By the mid-1980s, purely text adventures had fallen out of fashion in the commercial marketplace. The graphic capabilities of home computers had improved to the point where nobody wanted to play a game that involved reading words rather than looking at pictures. More advanced attempts than Mystery House were made to create text adventures that showed pictures at the top of the screen while text flashed by at the bottom, but this was only a stopgap measure until somebody came up with a better way of combining high-resolution images with the puzzle-solving interactivity that made adventure games so alluring.

Text adventure with graphics

A text adventure with shifting graphic images at the top of the video display. Published by Telarium.

Text adventures never died, really. Nowadays they’re called interactive fiction and people still write them, primarily as a hobby but occasionally for commercial sale. To learn more, check out the Interactive Fiction Wiki to find out where you can download new games and collect tools that you can use to create your own. (I’ll write more about the current interactive fiction field in a later installment of this post.)

Even as the original Infocom games were thriving in the early 80s, though, the seeds for a radically new type of adventure game were being planted. Those seeds would take root at Sierra On-Line and the game designer who would bring them to fruition was the same person who created Mystery House: Roberta Williams.
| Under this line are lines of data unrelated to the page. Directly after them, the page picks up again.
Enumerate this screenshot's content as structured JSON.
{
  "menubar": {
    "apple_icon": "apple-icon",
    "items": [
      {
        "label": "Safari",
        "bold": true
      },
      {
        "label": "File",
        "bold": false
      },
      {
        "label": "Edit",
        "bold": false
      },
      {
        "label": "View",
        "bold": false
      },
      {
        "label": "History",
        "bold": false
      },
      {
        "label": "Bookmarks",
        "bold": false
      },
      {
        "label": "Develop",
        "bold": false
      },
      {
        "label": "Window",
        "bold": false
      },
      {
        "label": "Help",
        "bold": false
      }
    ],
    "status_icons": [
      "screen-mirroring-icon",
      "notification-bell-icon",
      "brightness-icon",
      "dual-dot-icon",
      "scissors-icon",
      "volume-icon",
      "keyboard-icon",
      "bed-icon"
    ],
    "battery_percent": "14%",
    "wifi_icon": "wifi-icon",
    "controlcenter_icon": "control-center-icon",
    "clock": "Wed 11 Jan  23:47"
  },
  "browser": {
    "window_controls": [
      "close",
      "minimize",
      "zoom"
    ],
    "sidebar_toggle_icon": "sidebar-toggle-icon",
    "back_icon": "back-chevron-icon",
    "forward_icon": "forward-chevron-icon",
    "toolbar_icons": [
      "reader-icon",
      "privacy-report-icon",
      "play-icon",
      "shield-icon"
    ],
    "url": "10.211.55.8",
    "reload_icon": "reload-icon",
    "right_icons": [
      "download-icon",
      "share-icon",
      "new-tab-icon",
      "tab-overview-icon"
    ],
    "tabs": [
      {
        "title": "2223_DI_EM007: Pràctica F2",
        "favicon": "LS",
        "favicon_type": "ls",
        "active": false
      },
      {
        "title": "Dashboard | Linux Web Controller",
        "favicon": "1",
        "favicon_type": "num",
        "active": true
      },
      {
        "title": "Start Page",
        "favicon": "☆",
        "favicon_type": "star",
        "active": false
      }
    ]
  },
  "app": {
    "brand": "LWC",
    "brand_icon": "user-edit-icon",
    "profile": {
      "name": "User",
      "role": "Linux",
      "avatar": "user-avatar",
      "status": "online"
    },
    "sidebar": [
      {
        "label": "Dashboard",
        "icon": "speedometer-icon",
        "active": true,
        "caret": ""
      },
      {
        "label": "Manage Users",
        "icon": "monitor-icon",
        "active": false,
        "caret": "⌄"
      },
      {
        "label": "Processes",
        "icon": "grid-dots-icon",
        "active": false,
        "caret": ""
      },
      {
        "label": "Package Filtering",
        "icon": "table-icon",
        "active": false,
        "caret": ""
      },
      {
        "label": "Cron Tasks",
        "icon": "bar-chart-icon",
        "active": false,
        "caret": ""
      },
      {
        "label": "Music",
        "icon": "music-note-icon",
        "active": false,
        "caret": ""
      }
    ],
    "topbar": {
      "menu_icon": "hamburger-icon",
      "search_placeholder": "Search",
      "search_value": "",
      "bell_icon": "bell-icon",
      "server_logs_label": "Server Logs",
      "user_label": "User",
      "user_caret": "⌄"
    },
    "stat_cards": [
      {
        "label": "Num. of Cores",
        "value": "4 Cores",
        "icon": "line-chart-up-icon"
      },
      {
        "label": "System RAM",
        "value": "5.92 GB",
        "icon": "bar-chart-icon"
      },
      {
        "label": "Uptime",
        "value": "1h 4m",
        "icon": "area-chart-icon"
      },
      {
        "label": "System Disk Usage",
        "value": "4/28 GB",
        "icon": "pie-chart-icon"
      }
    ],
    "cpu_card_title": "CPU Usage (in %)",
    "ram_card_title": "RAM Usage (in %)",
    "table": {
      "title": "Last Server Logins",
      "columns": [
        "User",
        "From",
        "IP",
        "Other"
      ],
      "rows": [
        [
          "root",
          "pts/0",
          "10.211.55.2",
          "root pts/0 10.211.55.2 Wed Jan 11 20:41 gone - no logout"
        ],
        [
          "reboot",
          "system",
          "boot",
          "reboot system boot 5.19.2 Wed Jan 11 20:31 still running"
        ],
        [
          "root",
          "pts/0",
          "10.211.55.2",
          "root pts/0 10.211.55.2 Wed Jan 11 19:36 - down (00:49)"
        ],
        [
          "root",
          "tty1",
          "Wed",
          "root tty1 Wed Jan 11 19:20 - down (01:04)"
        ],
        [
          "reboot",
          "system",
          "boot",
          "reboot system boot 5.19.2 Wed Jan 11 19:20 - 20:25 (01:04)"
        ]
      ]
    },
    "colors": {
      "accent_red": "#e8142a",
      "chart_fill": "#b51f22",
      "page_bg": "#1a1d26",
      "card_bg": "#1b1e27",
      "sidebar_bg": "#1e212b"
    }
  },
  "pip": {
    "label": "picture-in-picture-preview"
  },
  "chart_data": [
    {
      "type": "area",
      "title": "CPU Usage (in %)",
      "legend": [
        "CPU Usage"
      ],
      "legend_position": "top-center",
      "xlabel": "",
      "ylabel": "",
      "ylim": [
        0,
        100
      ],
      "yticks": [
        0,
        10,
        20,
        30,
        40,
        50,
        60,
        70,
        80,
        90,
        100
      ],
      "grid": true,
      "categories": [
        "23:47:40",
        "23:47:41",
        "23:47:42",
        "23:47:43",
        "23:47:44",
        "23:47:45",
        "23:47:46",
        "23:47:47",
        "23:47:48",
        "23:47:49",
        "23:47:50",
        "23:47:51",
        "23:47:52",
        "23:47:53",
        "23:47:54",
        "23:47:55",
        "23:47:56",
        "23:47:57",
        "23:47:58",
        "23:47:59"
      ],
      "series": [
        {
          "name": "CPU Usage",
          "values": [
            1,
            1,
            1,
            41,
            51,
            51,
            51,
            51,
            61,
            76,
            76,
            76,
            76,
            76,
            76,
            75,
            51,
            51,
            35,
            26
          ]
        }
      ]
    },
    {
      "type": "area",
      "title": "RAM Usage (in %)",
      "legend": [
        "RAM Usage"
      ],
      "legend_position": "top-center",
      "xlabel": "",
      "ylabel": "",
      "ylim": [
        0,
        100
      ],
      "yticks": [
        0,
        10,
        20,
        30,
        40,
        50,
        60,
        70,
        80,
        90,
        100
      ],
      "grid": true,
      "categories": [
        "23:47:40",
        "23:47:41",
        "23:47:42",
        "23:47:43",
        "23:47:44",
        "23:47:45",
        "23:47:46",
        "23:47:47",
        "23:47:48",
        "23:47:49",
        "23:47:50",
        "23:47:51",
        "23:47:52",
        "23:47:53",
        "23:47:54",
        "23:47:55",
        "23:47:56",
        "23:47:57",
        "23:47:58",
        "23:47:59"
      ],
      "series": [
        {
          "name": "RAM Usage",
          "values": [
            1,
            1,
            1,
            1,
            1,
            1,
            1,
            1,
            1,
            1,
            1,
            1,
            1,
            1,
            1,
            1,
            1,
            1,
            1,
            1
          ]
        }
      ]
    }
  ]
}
I’ll talk about that in more detail in the second installment of this post.